- Jonathan Kozol's books, especially Illiterate America and Savage Inequalities. When it comes to pointing out what is wrong with the American educational system, to showing the shameful way American schools are segregated, and the hypocrisy of people who say you can't solve the problem with more money but send their kids to expensive private schools, Kozol is the man to read. His works are books that definitely piss me off when I read them because I know that this nation could have an excellent educational system if people only cut the male bovine solid food waste product, grew a spine, used some serious political and moral will, and just got it done for the sake of the common good. That children in this country are allowed to languish in what are essentially prisons is a shame. That it is done by choice because society does not want to fix it is reprehensible. Kozol had a lot to do with my shaping as a teacher and educator. I was fortunate enough to meet the man when I was in graduate school, and this man is basically a national treasure. Americans ignore his words at their peril.

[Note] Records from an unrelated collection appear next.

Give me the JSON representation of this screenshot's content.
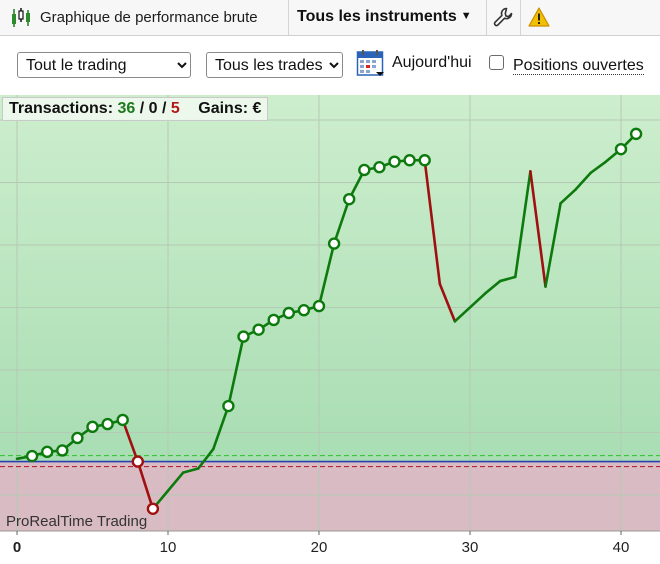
{
  "toolbar": {
    "title": "Graphique de performance brute",
    "instruments": "Tous les instruments",
    "chart_icon": "candlestick-chart-icon",
    "settings_icon": "wrench-icon",
    "warning_icon": "warning-icon",
    "warning_color": "#f2c000"
  },
  "filters": {
    "scope": "Tout le trading",
    "trades": "Tous les trades",
    "calendar_icon": "calendar-icon",
    "today": "Aujourd'hui",
    "open_positions": "Positions ouvertes",
    "open_positions_checked": false
  },
  "stats": {
    "label": "Transactions:",
    "wins": "36",
    "sep1": "/",
    "neutral": "0",
    "sep2": "/",
    "losses": "5",
    "gains_label": "Gains: €"
  },
  "watermark": "ProRealTime Trading",
  "colors": {
    "win": "#0d7a0d",
    "loss": "#a01010",
    "profit_zone": "#c6ebc6",
    "loss_zone": "#d9bcc3"
  },
  "chart_data": {
    "type": "line",
    "x_ticks": [
      "0",
      "10",
      "20",
      "30",
      "40"
    ],
    "xlim": [
      -1,
      42
    ],
    "ylim": [
      -2.5,
      13.2
    ],
    "zero_level": 0,
    "points": [
      {
        "x": 0,
        "y": 0.1,
        "m": false
      },
      {
        "x": 1,
        "y": 0.2,
        "m": true
      },
      {
        "x": 2,
        "y": 0.35,
        "m": true
      },
      {
        "x": 3,
        "y": 0.4,
        "m": true
      },
      {
        "x": 4,
        "y": 0.85,
        "m": true
      },
      {
        "x": 5,
        "y": 1.25,
        "m": true
      },
      {
        "x": 6,
        "y": 1.35,
        "m": true
      },
      {
        "x": 7,
        "y": 1.5,
        "m": true
      },
      {
        "x": 8,
        "y": 0.0,
        "m": true
      },
      {
        "x": 9,
        "y": -1.7,
        "m": true
      },
      {
        "x": 10,
        "y": -1.05,
        "m": false
      },
      {
        "x": 11,
        "y": -0.4,
        "m": false
      },
      {
        "x": 12,
        "y": -0.25,
        "m": false
      },
      {
        "x": 13,
        "y": 0.45,
        "m": false
      },
      {
        "x": 14,
        "y": 2.0,
        "m": true
      },
      {
        "x": 15,
        "y": 4.5,
        "m": true
      },
      {
        "x": 16,
        "y": 4.75,
        "m": true
      },
      {
        "x": 17,
        "y": 5.1,
        "m": true
      },
      {
        "x": 18,
        "y": 5.35,
        "m": true
      },
      {
        "x": 19,
        "y": 5.45,
        "m": true
      },
      {
        "x": 20,
        "y": 5.6,
        "m": true
      },
      {
        "x": 21,
        "y": 7.85,
        "m": true
      },
      {
        "x": 22,
        "y": 9.45,
        "m": true
      },
      {
        "x": 23,
        "y": 10.5,
        "m": true
      },
      {
        "x": 24,
        "y": 10.6,
        "m": true
      },
      {
        "x": 25,
        "y": 10.8,
        "m": true
      },
      {
        "x": 26,
        "y": 10.85,
        "m": true
      },
      {
        "x": 27,
        "y": 10.85,
        "m": true
      },
      {
        "x": 28,
        "y": 6.4,
        "m": false
      },
      {
        "x": 29,
        "y": 5.05,
        "m": false
      },
      {
        "x": 30,
        "y": 5.55,
        "m": false
      },
      {
        "x": 31,
        "y": 6.05,
        "m": false
      },
      {
        "x": 32,
        "y": 6.5,
        "m": false
      },
      {
        "x": 33,
        "y": 6.65,
        "m": false
      },
      {
        "x": 34,
        "y": 10.45,
        "m": false
      },
      {
        "x": 35,
        "y": 6.3,
        "m": false
      },
      {
        "x": 36,
        "y": 9.3,
        "m": false
      },
      {
        "x": 37,
        "y": 9.8,
        "m": false
      },
      {
        "x": 38,
        "y": 10.4,
        "m": false
      },
      {
        "x": 39,
        "y": 10.8,
        "m": false
      },
      {
        "x": 40,
        "y": 11.25,
        "m": true
      },
      {
        "x": 41,
        "y": 11.8,
        "m": true
      }
    ]
  }
}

- Samuel G. Freedman, Small Victories: the Real World of a Teacher, Her Students, and their High School. I read this right before I went to do my student teaching experience. A lot of my view of teachers came from this book. Personally, I think it is better than Tracy Kidder's Among Schoolchildren, which I had to read at the time. Freedman's work seem much more real, and it spoke to me more. I think in large measure because Jessica the teacher was teaching high school, which was where I was headed as well. By the way, this was before a lot of the books about teachers meant to be inspirational and "feel good" stories really started to hit the bookstores. Personally, I think those books tend to glorify teachers who are exceptions and whose work likely cannot be replicated as easily as most people think. I like Freedman's work because in the end the teacher comes across as a normal person doing work that many would not dream of doing. Later narratives pretty much portray teachers as super heroes (and not in a good way) who can do no wrong, who never suffer defeats, and somehow have a happy ending no matter the setting.